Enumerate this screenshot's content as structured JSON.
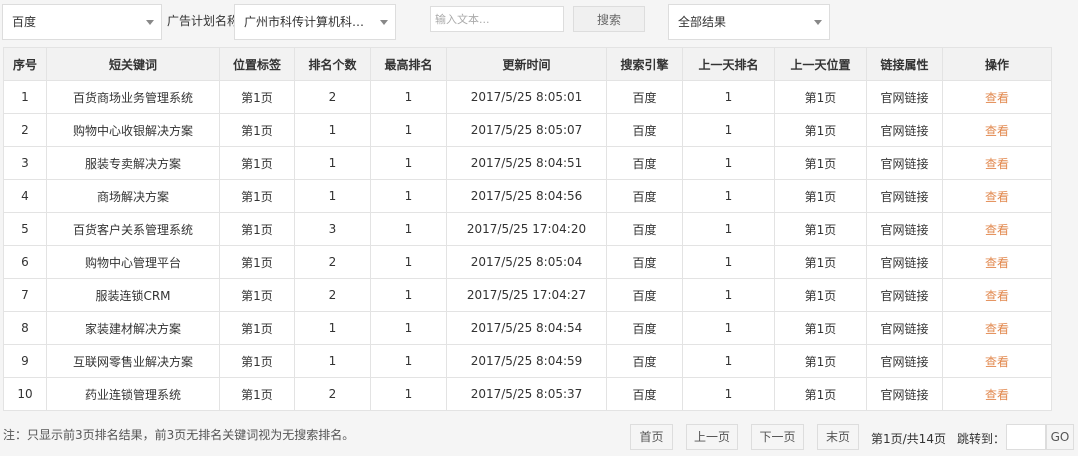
{
  "toolbar": {
    "engine_select": {
      "value": "百度"
    },
    "plan_label": "广告计划名称",
    "plan_select": {
      "value": "广州市科传计算机科技..."
    },
    "keyword_input": {
      "placeholder": "输入文本..."
    },
    "search_label": "搜索",
    "result_select": {
      "value": "全部结果"
    }
  },
  "table": {
    "headers": [
      "序号",
      "短关键词",
      "位置标签",
      "排名个数",
      "最高排名",
      "更新时间",
      "搜索引擎",
      "上一天排名",
      "上一天位置",
      "链接属性",
      "操作"
    ],
    "rows": [
      [
        "1",
        "百货商场业务管理系统",
        "第1页",
        "2",
        "1",
        "2017/5/25 8:05:01",
        "百度",
        "1",
        "第1页",
        "官网链接",
        "查看"
      ],
      [
        "2",
        "购物中心收银解决方案",
        "第1页",
        "1",
        "1",
        "2017/5/25 8:05:07",
        "百度",
        "1",
        "第1页",
        "官网链接",
        "查看"
      ],
      [
        "3",
        "服装专卖解决方案",
        "第1页",
        "1",
        "1",
        "2017/5/25 8:04:51",
        "百度",
        "1",
        "第1页",
        "官网链接",
        "查看"
      ],
      [
        "4",
        "商场解决方案",
        "第1页",
        "1",
        "1",
        "2017/5/25 8:04:56",
        "百度",
        "1",
        "第1页",
        "官网链接",
        "查看"
      ],
      [
        "5",
        "百货客户关系管理系统",
        "第1页",
        "3",
        "1",
        "2017/5/25 17:04:20",
        "百度",
        "1",
        "第1页",
        "官网链接",
        "查看"
      ],
      [
        "6",
        "购物中心管理平台",
        "第1页",
        "2",
        "1",
        "2017/5/25 8:05:04",
        "百度",
        "1",
        "第1页",
        "官网链接",
        "查看"
      ],
      [
        "7",
        "服装连锁CRM",
        "第1页",
        "2",
        "1",
        "2017/5/25 17:04:27",
        "百度",
        "1",
        "第1页",
        "官网链接",
        "查看"
      ],
      [
        "8",
        "家装建材解决方案",
        "第1页",
        "1",
        "1",
        "2017/5/25 8:04:54",
        "百度",
        "1",
        "第1页",
        "官网链接",
        "查看"
      ],
      [
        "9",
        "互联网零售业解决方案",
        "第1页",
        "1",
        "1",
        "2017/5/25 8:04:59",
        "百度",
        "1",
        "第1页",
        "官网链接",
        "查看"
      ],
      [
        "10",
        "药业连锁管理系统",
        "第1页",
        "2",
        "1",
        "2017/5/25 8:05:37",
        "百度",
        "1",
        "第1页",
        "官网链接",
        "查看"
      ]
    ]
  },
  "footer": {
    "note": "注：只显示前3页排名结果，前3页无排名关键词视为无搜索排名。",
    "first_label": "首页",
    "prev_label": "上一页",
    "next_label": "下一页",
    "last_label": "末页",
    "page_info": "第1页/共14页",
    "jump_label": "跳转到：",
    "go_label": "GO"
  },
  "colors": {
    "action_link": "#e2884e",
    "header_bg": "#f2f2f2",
    "page_bg": "#f5f5f5",
    "border": "#e3e3e3"
  },
  "icons": {
    "select_caret": "caret-down-icon"
  }
}
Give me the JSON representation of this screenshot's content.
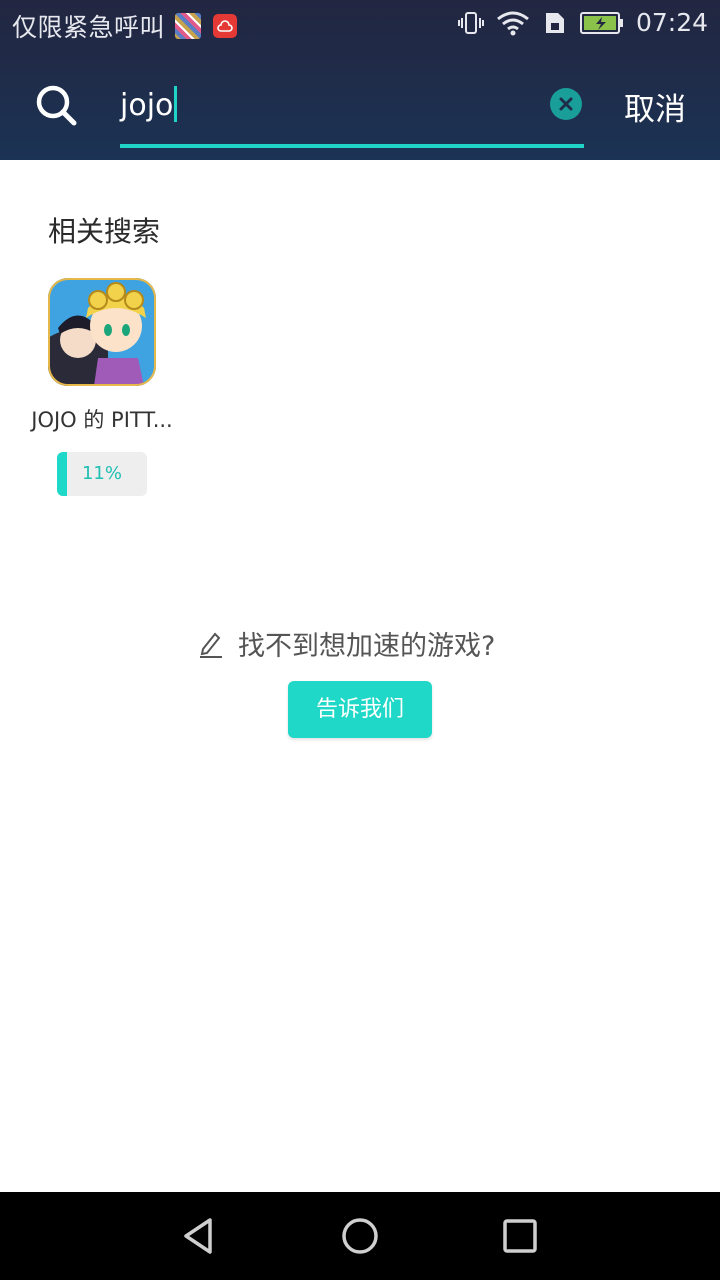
{
  "status_bar": {
    "carrier_text": "仅限紧急呼叫",
    "time": "07:24",
    "icons": [
      "notification-thumbnail-icon",
      "cloud-upload-icon",
      "vibrate-icon",
      "wifi-icon",
      "sim-icon",
      "battery-charging-icon"
    ]
  },
  "search": {
    "value": "jojo",
    "cancel_label": "取消"
  },
  "related": {
    "title": "相关搜索",
    "games": [
      {
        "name": "JOJO 的 PITT...",
        "progress_label": "11%",
        "progress": 0.11
      }
    ]
  },
  "feedback": {
    "prompt": "找不到想加速的游戏?",
    "button_label": "告诉我们"
  },
  "colors": {
    "accent": "#1fd8c8",
    "header_bg": "#1f2c4a"
  }
}
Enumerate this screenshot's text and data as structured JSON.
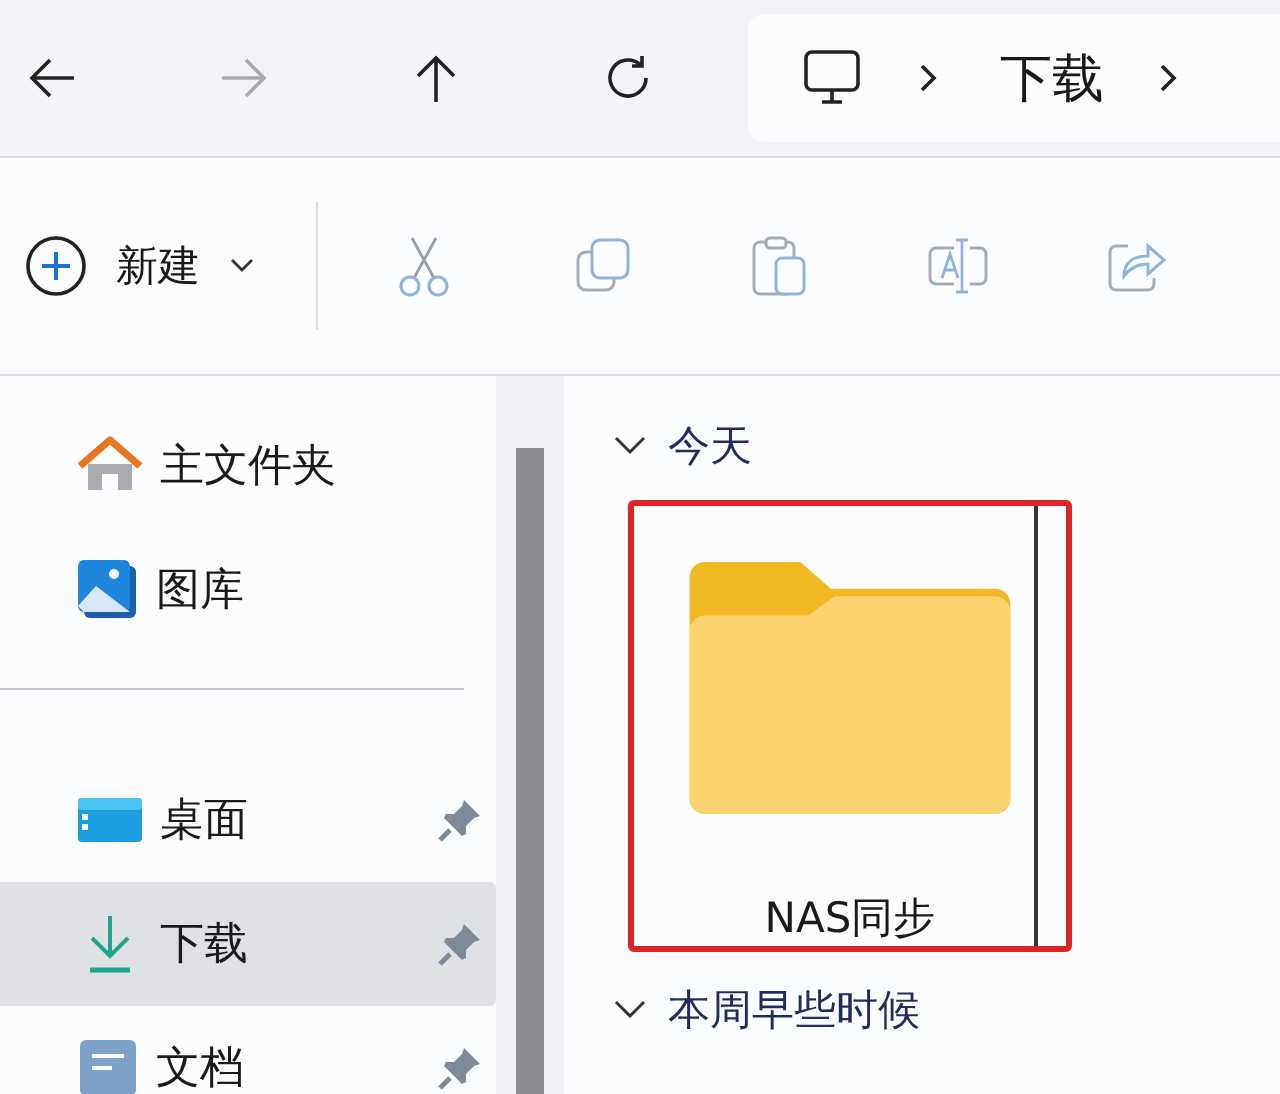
{
  "navigation": {
    "forward_enabled": false
  },
  "address_bar": {
    "crumbs": [
      "下载"
    ]
  },
  "toolbar": {
    "new_label": "新建"
  },
  "sidebar": {
    "groups": [
      [
        {
          "label": "主文件夹",
          "kind": "home",
          "pinned": false,
          "selected": false
        },
        {
          "label": "图库",
          "kind": "gallery",
          "pinned": false,
          "selected": false
        }
      ],
      [
        {
          "label": "桌面",
          "kind": "desktop",
          "pinned": true,
          "selected": false
        },
        {
          "label": "下载",
          "kind": "downloads",
          "pinned": true,
          "selected": true
        },
        {
          "label": "文档",
          "kind": "documents",
          "pinned": true,
          "selected": false
        }
      ]
    ]
  },
  "content": {
    "groups": [
      {
        "title": "今天",
        "expanded": true,
        "items": [
          {
            "name": "NAS同步",
            "highlighted": true
          }
        ]
      },
      {
        "title": "本周早些时候",
        "expanded": true
      }
    ]
  }
}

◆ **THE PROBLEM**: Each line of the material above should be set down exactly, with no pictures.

◆ **TASK RESULT**:
Enumerate this screenshot's content as structured JSON.
{
  "toolbar": {
    "engine_select": {
      "value": "百度"
    },
    "plan_label": "广告计划名称",
    "plan_select": {
      "value": "广州市科传计算机科技..."
    },
    "keyword_input": {
      "placeholder": "输入文本..."
    },
    "search_label": "搜索",
    "result_select": {
      "value": "全部结果"
    }
  },
  "table": {
    "headers": [
      "序号",
      "短关键词",
      "位置标签",
      "排名个数",
      "最高排名",
      "更新时间",
      "搜索引擎",
      "上一天排名",
      "上一天位置",
      "链接属性",
      "操作"
    ],
    "rows": [
      [
        "1",
        "百货商场业务管理系统",
        "第1页",
        "2",
        "1",
        "2017/5/25 8:05:01",
        "百度",
        "1",
        "第1页",
        "官网链接",
        "查看"
      ],
      [
        "2",
        "购物中心收银解决方案",
        "第1页",
        "1",
        "1",
        "2017/5/25 8:05:07",
        "百度",
        "1",
        "第1页",
        "官网链接",
        "查看"
      ],
      [
        "3",
        "服装专卖解决方案",
        "第1页",
        "1",
        "1",
        "2017/5/25 8:04:51",
        "百度",
        "1",
        "第1页",
        "官网链接",
        "查看"
      ],
      [
        "4",
        "商场解决方案",
        "第1页",
        "1",
        "1",
        "2017/5/25 8:04:56",
        "百度",
        "1",
        "第1页",
        "官网链接",
        "查看"
      ],
      [
        "5",
        "百货客户关系管理系统",
        "第1页",
        "3",
        "1",
        "2017/5/25 17:04:20",
        "百度",
        "1",
        "第1页",
        "官网链接",
        "查看"
      ],
      [
        "6",
        "购物中心管理平台",
        "第1页",
        "2",
        "1",
        "2017/5/25 8:05:04",
        "百度",
        "1",
        "第1页",
        "官网链接",
        "查看"
      ],
      [
        "7",
        "服装连锁CRM",
        "第1页",
        "2",
        "1",
        "2017/5/25 17:04:27",
        "百度",
        "1",
        "第1页",
        "官网链接",
        "查看"
      ],
      [
        "8",
        "家装建材解决方案",
        "第1页",
        "1",
        "1",
        "2017/5/25 8:04:54",
        "百度",
        "1",
        "第1页",
        "官网链接",
        "查看"
      ],
      [
        "9",
        "互联网零售业解决方案",
        "第1页",
        "1",
        "1",
        "2017/5/25 8:04:59",
        "百度",
        "1",
        "第1页",
        "官网链接",
        "查看"
      ],
      [
        "10",
        "药业连锁管理系统",
        "第1页",
        "2",
        "1",
        "2017/5/25 8:05:37",
        "百度",
        "1",
        "第1页",
        "官网链接",
        "查看"
      ]
    ]
  },
  "footer": {
    "note": "注：只显示前3页排名结果，前3页无排名关键词视为无搜索排名。",
    "first_label": "首页",
    "prev_label": "上一页",
    "next_label": "下一页",
    "last_label": "末页",
    "page_info": "第1页/共14页",
    "jump_label": "跳转到：",
    "go_label": "GO"
  },
  "colors": {
    "action_link": "#e2884e",
    "header_bg": "#f2f2f2",
    "page_bg": "#f5f5f5",
    "border": "#e3e3e3"
  },
  "icons": {
    "select_caret": "caret-down-icon"
  }
}
Give me the JSON representation of this screenshot's content.
{
  "status_bar": {
    "carrier_text": "仅限紧急呼叫",
    "time": "07:24",
    "icons": [
      "notification-thumbnail-icon",
      "cloud-upload-icon",
      "vibrate-icon",
      "wifi-icon",
      "sim-icon",
      "battery-charging-icon"
    ]
  },
  "search": {
    "value": "jojo",
    "cancel_label": "取消"
  },
  "related": {
    "title": "相关搜索",
    "games": [
      {
        "name": "JOJO 的 PITT...",
        "progress_label": "11%",
        "progress": 0.11
      }
    ]
  },
  "feedback": {
    "prompt": "找不到想加速的游戏?",
    "button_label": "告诉我们"
  },
  "colors": {
    "accent": "#1fd8c8",
    "header_bg": "#1f2c4a"
  }
}
Enumerate this screenshot's text and data as structured JSON.
{
  "navigation": {
    "forward_enabled": false
  },
  "address_bar": {
    "crumbs": [
      "下载"
    ]
  },
  "toolbar": {
    "new_label": "新建"
  },
  "sidebar": {
    "groups": [
      [
        {
          "label": "主文件夹",
          "kind": "home",
          "pinned": false,
          "selected": false
        },
        {
          "label": "图库",
          "kind": "gallery",
          "pinned": false,
          "selected": false
        }
      ],
      [
        {
          "label": "桌面",
          "kind": "desktop",
          "pinned": true,
          "selected": false
        },
        {
          "label": "下载",
          "kind": "downloads",
          "pinned": true,
          "selected": true
        },
        {
          "label": "文档",
          "kind": "documents",
          "pinned": true,
          "selected": false
        }
      ]
    ]
  },
  "content": {
    "groups": [
      {
        "title": "今天",
        "expanded": true,
        "items": [
          {
            "name": "NAS同步",
            "highlighted": true
          }
        ]
      },
      {
        "title": "本周早些时候",
        "expanded": true
      }
    ]
  }
}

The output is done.